Clothes might not seem like the one of the more wasteful or unsustainable items we own. After all, we wear them (or some of them) for a decent amount of time before throwing them away. But there are more sustainable approaches to clothing, which involve less waste and more eco-friendly materials.  

Buy Used Clothing

This might sound obvious, but there are still a lot of people who feel uncomfortable buying secondhand clothes. If that’s you, maybe it’s time to reconsider. Many people donate or re-sell items which have only been worn a few times and are still in as-new condition. Most charity shops and thrift stores quality-check what they sell and clean items before putting them on sale. You can also, of course, re-wash pieces at home before wearing them. Clothing manufacture is resource-heavy, so buying pre-loved items helps to redress the balance. And as with other thrifted goods, each item of used clothing you buy is one which doesn’t require new materials, manufacturing or long-distance transport. If you’re new to shopping secondhand, as well as searching more obvious places, such as eBay and your local thrift shops, check out apps like Vinted or Depop. You could also consider arranging a clothing swap party with your friends.

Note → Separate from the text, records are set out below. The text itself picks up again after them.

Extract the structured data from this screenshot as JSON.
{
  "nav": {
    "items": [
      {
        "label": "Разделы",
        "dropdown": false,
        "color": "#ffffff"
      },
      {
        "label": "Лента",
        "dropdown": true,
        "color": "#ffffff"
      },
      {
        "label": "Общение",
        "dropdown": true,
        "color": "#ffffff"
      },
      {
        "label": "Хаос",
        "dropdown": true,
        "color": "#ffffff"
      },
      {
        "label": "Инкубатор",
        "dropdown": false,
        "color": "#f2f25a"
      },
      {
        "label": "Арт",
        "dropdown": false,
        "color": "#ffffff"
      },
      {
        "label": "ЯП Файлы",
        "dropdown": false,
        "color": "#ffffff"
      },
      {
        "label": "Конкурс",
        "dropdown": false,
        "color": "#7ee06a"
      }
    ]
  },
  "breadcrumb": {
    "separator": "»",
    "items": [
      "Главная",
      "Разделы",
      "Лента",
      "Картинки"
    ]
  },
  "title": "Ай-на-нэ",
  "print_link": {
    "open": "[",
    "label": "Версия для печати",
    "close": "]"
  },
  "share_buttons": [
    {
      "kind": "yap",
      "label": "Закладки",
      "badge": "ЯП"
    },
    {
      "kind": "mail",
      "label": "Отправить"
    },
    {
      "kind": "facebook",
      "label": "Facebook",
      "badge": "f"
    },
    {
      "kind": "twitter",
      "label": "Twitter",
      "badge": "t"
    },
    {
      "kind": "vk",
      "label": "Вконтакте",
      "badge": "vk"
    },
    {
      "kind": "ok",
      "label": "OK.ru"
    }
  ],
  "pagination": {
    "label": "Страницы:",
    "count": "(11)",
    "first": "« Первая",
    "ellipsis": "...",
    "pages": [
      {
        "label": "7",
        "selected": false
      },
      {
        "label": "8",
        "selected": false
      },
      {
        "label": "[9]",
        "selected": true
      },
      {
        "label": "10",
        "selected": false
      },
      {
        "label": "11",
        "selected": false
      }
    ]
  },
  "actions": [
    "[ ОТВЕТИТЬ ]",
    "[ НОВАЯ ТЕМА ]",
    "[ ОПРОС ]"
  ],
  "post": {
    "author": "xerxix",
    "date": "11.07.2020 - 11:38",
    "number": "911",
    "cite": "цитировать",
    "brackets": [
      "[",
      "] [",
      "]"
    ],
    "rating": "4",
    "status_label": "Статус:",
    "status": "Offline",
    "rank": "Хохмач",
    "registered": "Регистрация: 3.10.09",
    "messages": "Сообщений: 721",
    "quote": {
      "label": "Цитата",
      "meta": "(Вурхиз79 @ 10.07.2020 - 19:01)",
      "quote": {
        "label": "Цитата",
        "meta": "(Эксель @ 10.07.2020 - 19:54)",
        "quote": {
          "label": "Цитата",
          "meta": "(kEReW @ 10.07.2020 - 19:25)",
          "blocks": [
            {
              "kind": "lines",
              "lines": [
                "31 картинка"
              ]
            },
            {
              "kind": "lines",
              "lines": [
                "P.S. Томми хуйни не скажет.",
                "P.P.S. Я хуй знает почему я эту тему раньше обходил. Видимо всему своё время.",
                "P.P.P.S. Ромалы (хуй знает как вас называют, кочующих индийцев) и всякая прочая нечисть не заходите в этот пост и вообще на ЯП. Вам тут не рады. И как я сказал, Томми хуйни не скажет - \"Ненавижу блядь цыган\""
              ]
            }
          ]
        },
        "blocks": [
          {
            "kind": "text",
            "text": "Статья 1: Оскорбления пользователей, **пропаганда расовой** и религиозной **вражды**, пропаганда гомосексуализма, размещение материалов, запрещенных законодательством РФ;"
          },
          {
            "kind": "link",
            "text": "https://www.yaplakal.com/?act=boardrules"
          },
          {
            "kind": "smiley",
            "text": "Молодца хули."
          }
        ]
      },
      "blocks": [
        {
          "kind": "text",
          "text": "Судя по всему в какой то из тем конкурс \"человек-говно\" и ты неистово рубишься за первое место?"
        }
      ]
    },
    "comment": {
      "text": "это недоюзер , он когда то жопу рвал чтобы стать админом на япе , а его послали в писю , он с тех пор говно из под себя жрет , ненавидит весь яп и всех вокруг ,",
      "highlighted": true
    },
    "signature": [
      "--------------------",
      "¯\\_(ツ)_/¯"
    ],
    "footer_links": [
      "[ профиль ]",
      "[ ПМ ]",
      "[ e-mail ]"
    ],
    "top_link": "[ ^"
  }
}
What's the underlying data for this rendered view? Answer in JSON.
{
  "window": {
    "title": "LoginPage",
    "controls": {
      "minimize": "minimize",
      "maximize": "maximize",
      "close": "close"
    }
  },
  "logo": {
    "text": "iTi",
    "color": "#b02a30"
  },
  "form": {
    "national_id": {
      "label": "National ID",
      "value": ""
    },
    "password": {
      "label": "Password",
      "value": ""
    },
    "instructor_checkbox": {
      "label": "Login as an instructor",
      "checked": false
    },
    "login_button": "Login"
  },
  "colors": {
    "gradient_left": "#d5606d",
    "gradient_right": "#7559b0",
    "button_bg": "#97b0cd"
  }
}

Rethink How You Wash Clothes

Caring for your wardrobe can help clothes last longer, and with a few simple changes, it’s more sustainable, too.

Don’t wash after every wear

Yep – you heard right. Modern fabrics and manufacturing processes are clever. For the most part, you don’t need to wash clothes every time you wear them, unless there’s a stain or something specific that needs cleaning.

Choose to line dry

Tumble dryers use a huge amount of energy and, unless you buy dryer sheets, they don’t always create the nicest smelling clothes. Where possible, hang your clothes out to line-dry and let the fresh air do the work for you; you’ll save power and money in the process. Our favourite tip is to use slightly less detergent in your wash so the clothes are well-rinsed before you hang them up to dry.

Avoid dry cleaning

While most clothes don’t need dry-cleaning, it’s always worth checking the label before you buy something new. If it says dry-clean only, think about how often you’re likely to wear it and maybe consider an alternative. Dry-cleaning uses a lot of harsh chemicals and extra resources. It’s also expensive, and generally more time-consuming than washing at home. If you do have items which are dry-clean only,  you might be able to use a spot-treatment, or gentle hand-wash liquid, on any stains or marks as they occur.

Fabric And Ethical Production

Another area to consider is the fabric used to make your clothing. Some materials are more sustainable than others, and it’s worth considering the method of production, too. 

How about hemp?

Hemp is among the most eco-friendly of natural fibres. It’s highly renewable, requires few pesticides to grow and no chemicals to process it into clothing. It makes a great alternative to linen or mid-weight cottons, and tops most lists of sustainable, environmentally-friendly fabrics.

Cotton on

Cotton is a natural, plant-based fibre, and one of the most commonly-used clothing materials in the world. It can be woven into all kinds of materials, from translucent voiles and lightweight shirt fabric, to heavy, luxurious velvets. But not all cottons are equal. When you’re buying clothes, check the label or the company website, and look out for ethically-sourced cotton which avoids using chemicals or pesticides in its production.

Seek out ethical clothing

Brands or shops which sell sustainable clothing can be more expensive, but if you’re able to afford just a few of their pieces – either new or secondhand – it’s a great step towards building a more environmentally-friendly wardrobe. Look out for companies describing their clothing as eco, vegan, organic or locally-produced, and check out their ethical credentials. Ideally, they should be sourcing materials responsibly, using organically-farmed fibres and avoiding animal testing, as well as paying workers fairly. Their clothing tends to be particularly well-made, which means it’s likely to last longer. So, while it may cost a little more upfront, it’s comparable with fast-fashion brands in the mid-to-longer term.

 

Hopefully, these ideas prove you can be stylish and sustainable at the same time. By combining eco-friendly fabrics, a smart shopping strategy and a few clever washing tips, your wardrobe can be as green as the rest of your home.